#### Task requirements
Give a single number in reply. It is the count of lines below that contain the string "Ctrl".

[Provided records]

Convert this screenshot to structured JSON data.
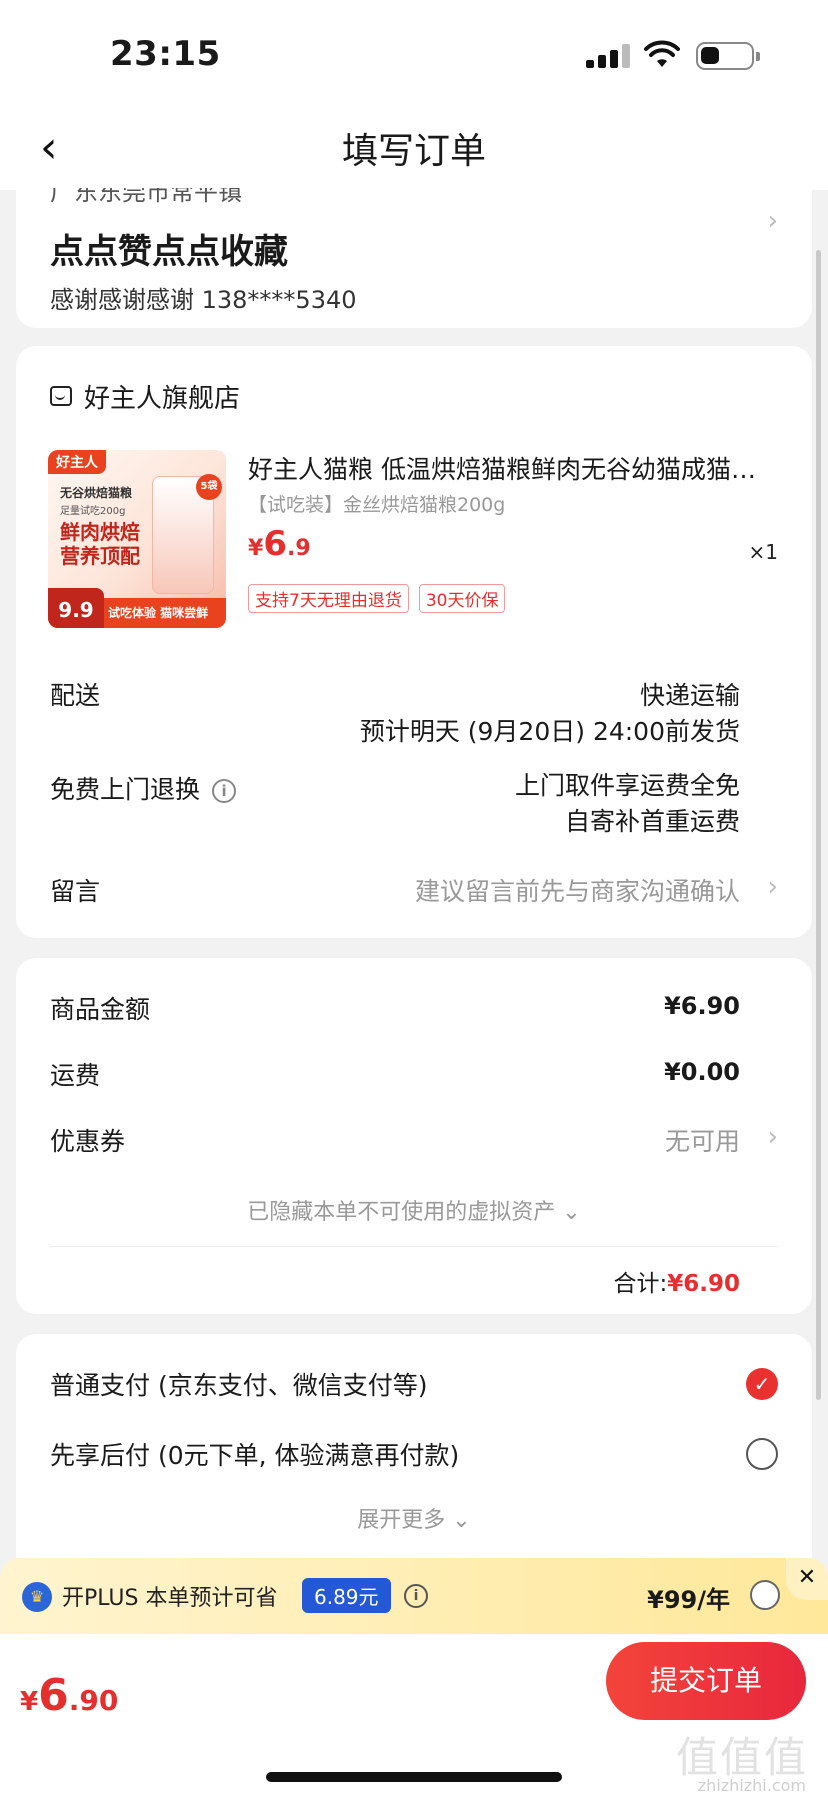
{
  "status": {
    "time": "23:15"
  },
  "nav": {
    "title": "填写订单"
  },
  "address": {
    "region": "广东东莞市常平镇",
    "name": "点点赞点点收藏",
    "contact": "感谢感谢感谢  138****5340"
  },
  "store": {
    "name": "好主人旗舰店"
  },
  "product": {
    "image_brand": "好主人",
    "image_line1": "无谷烘焙猫粮",
    "image_line2": "足量试吃200g",
    "image_headline": "鲜肉烘焙 营养顶配",
    "image_bottom": "试吃体验 猫咪尝鲜",
    "image_price": "9.9",
    "image_badge": "5袋",
    "title": "好主人猫粮 低温烘焙猫粮鲜肉无谷幼猫成猫…",
    "spec": "【试吃装】金丝烘焙猫粮200g",
    "price_symbol": "¥",
    "price_int": "6",
    "price_dec": ".9",
    "qty": "×1",
    "tags": [
      "支持7天无理由退货",
      "30天价保"
    ]
  },
  "delivery": {
    "label": "配送",
    "method": "快递运输",
    "eta": "预计明天 (9月20日) 24:00前发货"
  },
  "return": {
    "label": "免费上门退换",
    "line1": "上门取件享运费全免",
    "line2": "自寄补首重运费"
  },
  "message": {
    "label": "留言",
    "placeholder": "建议留言前先与商家沟通确认"
  },
  "amounts": {
    "goods_label": "商品金额",
    "goods_value": "¥6.90",
    "shipping_label": "运费",
    "shipping_value": "¥0.00",
    "coupon_label": "优惠券",
    "coupon_value": "无可用",
    "hidden_note": "已隐藏本单不可使用的虚拟资产 ⌄",
    "total_label": "合计:",
    "total_value": "¥6.90"
  },
  "payment": {
    "option1": "普通支付 (京东支付、微信支付等)",
    "option2": "先享后付 (0元下单, 体验满意再付款)",
    "expand": "展开更多 ⌄"
  },
  "plus": {
    "text": "开PLUS 本单预计可省",
    "save": "6.89元",
    "price": "¥99/年"
  },
  "bottom": {
    "price_symbol": "¥",
    "price_int": "6",
    "price_dec": ".90",
    "submit": "提交订单",
    "watermark": "值值值",
    "watermark_sub": "zhizhizhi.com"
  },
  "colors": {
    "accent": "#e52e2e",
    "plus_blue": "#2558d6",
    "plus_bg": "#ffe89a"
  }
}
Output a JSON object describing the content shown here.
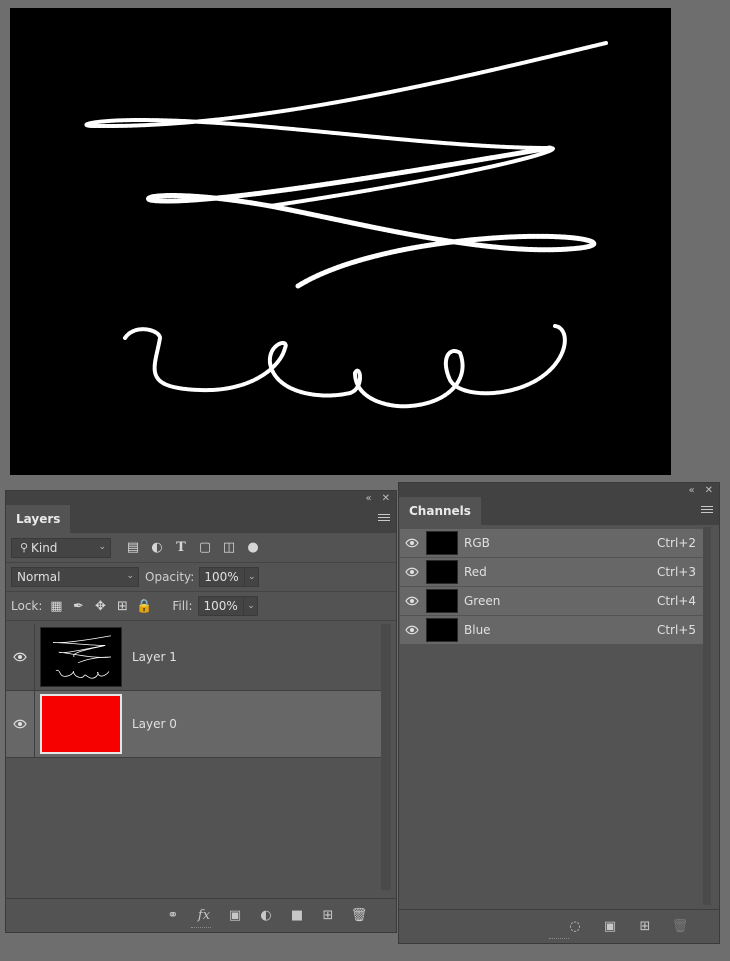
{
  "layers_panel": {
    "tab": "Layers",
    "filter": {
      "kind": "Kind"
    },
    "blend_mode": "Normal",
    "opacity_label": "Opacity:",
    "opacity_value": "100%",
    "lock_label": "Lock:",
    "fill_label": "Fill:",
    "fill_value": "100%",
    "layers": [
      {
        "name": "Layer 1",
        "thumbnail": "calligraphy-art",
        "visible": true,
        "selected": false
      },
      {
        "name": "Layer 0",
        "thumbnail": "red-fill",
        "visible": true,
        "selected": true
      }
    ],
    "footer_icons": [
      "link-icon",
      "fx-icon",
      "mask-icon",
      "adjustment-icon",
      "folder-icon",
      "new-layer-icon",
      "trash-icon"
    ]
  },
  "channels_panel": {
    "tab": "Channels",
    "channels": [
      {
        "name": "RGB",
        "shortcut": "Ctrl+2"
      },
      {
        "name": "Red",
        "shortcut": "Ctrl+3"
      },
      {
        "name": "Green",
        "shortcut": "Ctrl+4"
      },
      {
        "name": "Blue",
        "shortcut": "Ctrl+5"
      }
    ],
    "footer_icons": [
      "selection-icon",
      "mask-icon",
      "new-channel-icon",
      "trash-icon"
    ]
  },
  "colors": {
    "layer0_fill": "#f60000",
    "panel_bg": "#535353",
    "selected_row": "#676767"
  }
}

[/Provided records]

#### The completed task
4